§ EXERCISE AIM
Please output the entries below exactly as they are.
:: AVAILABLE DATA ::
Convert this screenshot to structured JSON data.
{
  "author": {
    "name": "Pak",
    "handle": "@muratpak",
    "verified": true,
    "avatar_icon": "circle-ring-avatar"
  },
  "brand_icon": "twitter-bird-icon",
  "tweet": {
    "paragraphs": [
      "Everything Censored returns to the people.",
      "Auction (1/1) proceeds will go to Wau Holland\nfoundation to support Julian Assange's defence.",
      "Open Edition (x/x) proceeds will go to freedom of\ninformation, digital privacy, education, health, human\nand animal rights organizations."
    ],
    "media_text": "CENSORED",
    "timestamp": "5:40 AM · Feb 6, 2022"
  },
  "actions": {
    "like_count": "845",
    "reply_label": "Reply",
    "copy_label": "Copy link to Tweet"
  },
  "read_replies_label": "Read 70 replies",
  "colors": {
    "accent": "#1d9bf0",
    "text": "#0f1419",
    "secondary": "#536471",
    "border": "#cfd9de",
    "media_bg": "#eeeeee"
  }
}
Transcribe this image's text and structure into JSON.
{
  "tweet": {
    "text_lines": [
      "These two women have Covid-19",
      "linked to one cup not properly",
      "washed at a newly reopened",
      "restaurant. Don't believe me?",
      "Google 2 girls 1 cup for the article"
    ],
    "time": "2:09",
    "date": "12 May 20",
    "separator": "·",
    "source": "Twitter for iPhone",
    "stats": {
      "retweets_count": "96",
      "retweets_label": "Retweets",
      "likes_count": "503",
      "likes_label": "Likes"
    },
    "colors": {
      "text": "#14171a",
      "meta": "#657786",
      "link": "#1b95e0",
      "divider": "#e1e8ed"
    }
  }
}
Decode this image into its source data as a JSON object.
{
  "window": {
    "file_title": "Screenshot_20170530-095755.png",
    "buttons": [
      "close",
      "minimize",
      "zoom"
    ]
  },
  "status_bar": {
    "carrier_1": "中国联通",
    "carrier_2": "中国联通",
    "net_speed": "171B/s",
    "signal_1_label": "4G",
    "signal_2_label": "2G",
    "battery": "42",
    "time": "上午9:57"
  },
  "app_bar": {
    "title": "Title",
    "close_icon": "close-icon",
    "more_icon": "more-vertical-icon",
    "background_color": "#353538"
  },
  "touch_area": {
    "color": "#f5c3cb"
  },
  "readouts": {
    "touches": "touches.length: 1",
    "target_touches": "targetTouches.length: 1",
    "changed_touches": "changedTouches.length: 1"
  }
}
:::
§ RESPONSE TO THIS TASK
Convert this screenshot to structured JSON data.
{
  "author": {
    "name": "Pak",
    "handle": "@muratpak",
    "verified": true,
    "avatar_icon": "circle-ring-avatar"
  },
  "brand_icon": "twitter-bird-icon",
  "tweet": {
    "paragraphs": [
      "Everything Censored returns to the people.",
      "Auction (1/1) proceeds will go to Wau Holland\nfoundation to support Julian Assange's defence.",
      "Open Edition (x/x) proceeds will go to freedom of\ninformation, digital privacy, education, health, human\nand animal rights organizations."
    ],
    "media_text": "CENSORED",
    "timestamp": "5:40 AM · Feb 6, 2022"
  },
  "actions": {
    "like_count": "845",
    "reply_label": "Reply",
    "copy_label": "Copy link to Tweet"
  },
  "read_replies_label": "Read 70 replies",
  "colors": {
    "accent": "#1d9bf0",
    "text": "#0f1419",
    "secondary": "#536471",
    "border": "#cfd9de",
    "media_bg": "#eeeeee"
  }
}
Transcribe this image's text and structure into JSON.
{
  "tweet": {
    "text_lines": [
      "These two women have Covid-19",
      "linked to one cup not properly",
      "washed at a newly reopened",
      "restaurant. Don't believe me?",
      "Google 2 girls 1 cup for the article"
    ],
    "time": "2:09",
    "date": "12 May 20",
    "separator": "·",
    "source": "Twitter for iPhone",
    "stats": {
      "retweets_count": "96",
      "retweets_label": "Retweets",
      "likes_count": "503",
      "likes_label": "Likes"
    },
    "colors": {
      "text": "#14171a",
      "meta": "#657786",
      "link": "#1b95e0",
      "divider": "#e1e8ed"
    }
  }
}
Decode this image into its source data as a JSON object.
{
  "window": {
    "file_title": "Screenshot_20170530-095755.png",
    "buttons": [
      "close",
      "minimize",
      "zoom"
    ]
  },
  "status_bar": {
    "carrier_1": "中国联通",
    "carrier_2": "中国联通",
    "net_speed": "171B/s",
    "signal_1_label": "4G",
    "signal_2_label": "2G",
    "battery": "42",
    "time": "上午9:57"
  },
  "app_bar": {
    "title": "Title",
    "close_icon": "close-icon",
    "more_icon": "more-vertical-icon",
    "background_color": "#353538"
  },
  "touch_area": {
    "color": "#f5c3cb"
  },
  "readouts": {
    "touches": "touches.length: 1",
    "target_touches": "targetTouches.length: 1",
    "changed_touches": "changedTouches.length: 1"
  }
}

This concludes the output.